───── DATA FOR ANALYSIS
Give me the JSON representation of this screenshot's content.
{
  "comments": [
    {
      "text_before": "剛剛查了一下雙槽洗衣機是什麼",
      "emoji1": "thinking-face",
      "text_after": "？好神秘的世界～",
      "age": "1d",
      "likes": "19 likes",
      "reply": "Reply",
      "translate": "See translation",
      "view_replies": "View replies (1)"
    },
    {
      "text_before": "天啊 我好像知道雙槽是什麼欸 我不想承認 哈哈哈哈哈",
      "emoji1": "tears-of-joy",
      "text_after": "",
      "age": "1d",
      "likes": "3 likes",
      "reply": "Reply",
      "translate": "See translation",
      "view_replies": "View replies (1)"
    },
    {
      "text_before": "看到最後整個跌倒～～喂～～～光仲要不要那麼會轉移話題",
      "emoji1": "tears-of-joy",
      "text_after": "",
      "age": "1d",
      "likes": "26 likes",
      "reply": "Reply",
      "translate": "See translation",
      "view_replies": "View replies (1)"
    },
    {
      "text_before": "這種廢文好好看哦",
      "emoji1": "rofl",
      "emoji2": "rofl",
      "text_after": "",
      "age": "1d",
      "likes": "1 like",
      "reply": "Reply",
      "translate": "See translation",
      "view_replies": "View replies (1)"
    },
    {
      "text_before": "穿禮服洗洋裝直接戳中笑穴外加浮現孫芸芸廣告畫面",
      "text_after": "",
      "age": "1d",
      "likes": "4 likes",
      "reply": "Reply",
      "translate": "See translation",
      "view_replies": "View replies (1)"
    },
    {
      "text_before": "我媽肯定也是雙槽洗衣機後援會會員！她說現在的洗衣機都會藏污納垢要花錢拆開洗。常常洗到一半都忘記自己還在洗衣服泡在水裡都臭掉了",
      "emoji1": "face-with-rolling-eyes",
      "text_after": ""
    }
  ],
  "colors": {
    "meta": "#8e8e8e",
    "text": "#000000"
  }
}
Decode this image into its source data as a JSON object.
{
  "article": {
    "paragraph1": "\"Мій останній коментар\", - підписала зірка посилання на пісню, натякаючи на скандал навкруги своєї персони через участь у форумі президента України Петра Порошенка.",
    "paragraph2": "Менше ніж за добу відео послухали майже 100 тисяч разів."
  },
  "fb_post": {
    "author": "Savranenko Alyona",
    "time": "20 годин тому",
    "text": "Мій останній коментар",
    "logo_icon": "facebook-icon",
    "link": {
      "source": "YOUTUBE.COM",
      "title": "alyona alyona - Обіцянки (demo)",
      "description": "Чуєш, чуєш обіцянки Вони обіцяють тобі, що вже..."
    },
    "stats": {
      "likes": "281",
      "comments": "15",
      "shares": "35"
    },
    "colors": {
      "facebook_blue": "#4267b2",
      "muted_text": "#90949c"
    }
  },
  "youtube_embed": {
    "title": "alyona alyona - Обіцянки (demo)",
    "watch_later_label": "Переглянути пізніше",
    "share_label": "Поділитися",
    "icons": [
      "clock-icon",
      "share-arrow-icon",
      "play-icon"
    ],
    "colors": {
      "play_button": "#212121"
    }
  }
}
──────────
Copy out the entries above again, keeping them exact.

## REPLY
Give me the JSON representation of this screenshot's content.
{
  "comments": [
    {
      "text_before": "剛剛查了一下雙槽洗衣機是什麼",
      "emoji1": "thinking-face",
      "text_after": "？好神秘的世界～",
      "age": "1d",
      "likes": "19 likes",
      "reply": "Reply",
      "translate": "See translation",
      "view_replies": "View replies (1)"
    },
    {
      "text_before": "天啊 我好像知道雙槽是什麼欸 我不想承認 哈哈哈哈哈",
      "emoji1": "tears-of-joy",
      "text_after": "",
      "age": "1d",
      "likes": "3 likes",
      "reply": "Reply",
      "translate": "See translation",
      "view_replies": "View replies (1)"
    },
    {
      "text_before": "看到最後整個跌倒～～喂～～～光仲要不要那麼會轉移話題",
      "emoji1": "tears-of-joy",
      "text_after": "",
      "age": "1d",
      "likes": "26 likes",
      "reply": "Reply",
      "translate": "See translation",
      "view_replies": "View replies (1)"
    },
    {
      "text_before": "這種廢文好好看哦",
      "emoji1": "rofl",
      "emoji2": "rofl",
      "text_after": "",
      "age": "1d",
      "likes": "1 like",
      "reply": "Reply",
      "translate": "See translation",
      "view_replies": "View replies (1)"
    },
    {
      "text_before": "穿禮服洗洋裝直接戳中笑穴外加浮現孫芸芸廣告畫面",
      "text_after": "",
      "age": "1d",
      "likes": "4 likes",
      "reply": "Reply",
      "translate": "See translation",
      "view_replies": "View replies (1)"
    },
    {
      "text_before": "我媽肯定也是雙槽洗衣機後援會會員！她說現在的洗衣機都會藏污納垢要花錢拆開洗。常常洗到一半都忘記自己還在洗衣服泡在水裡都臭掉了",
      "emoji1": "face-with-rolling-eyes",
      "text_after": ""
    }
  ],
  "colors": {
    "meta": "#8e8e8e",
    "text": "#000000"
  }
}
Decode this image into its source data as a JSON object.
{
  "article": {
    "paragraph1": "\"Мій останній коментар\", - підписала зірка посилання на пісню, натякаючи на скандал навкруги своєї персони через участь у форумі президента України Петра Порошенка.",
    "paragraph2": "Менше ніж за добу відео послухали майже 100 тисяч разів."
  },
  "fb_post": {
    "author": "Savranenko Alyona",
    "time": "20 годин тому",
    "text": "Мій останній коментар",
    "logo_icon": "facebook-icon",
    "link": {
      "source": "YOUTUBE.COM",
      "title": "alyona alyona - Обіцянки (demo)",
      "description": "Чуєш, чуєш обіцянки Вони обіцяють тобі, що вже..."
    },
    "stats": {
      "likes": "281",
      "comments": "15",
      "shares": "35"
    },
    "colors": {
      "facebook_blue": "#4267b2",
      "muted_text": "#90949c"
    }
  },
  "youtube_embed": {
    "title": "alyona alyona - Обіцянки (demo)",
    "watch_later_label": "Переглянути пізніше",
    "share_label": "Поділитися",
    "icons": [
      "clock-icon",
      "share-arrow-icon",
      "play-icon"
    ],
    "colors": {
      "play_button": "#212121"
    }
  }
}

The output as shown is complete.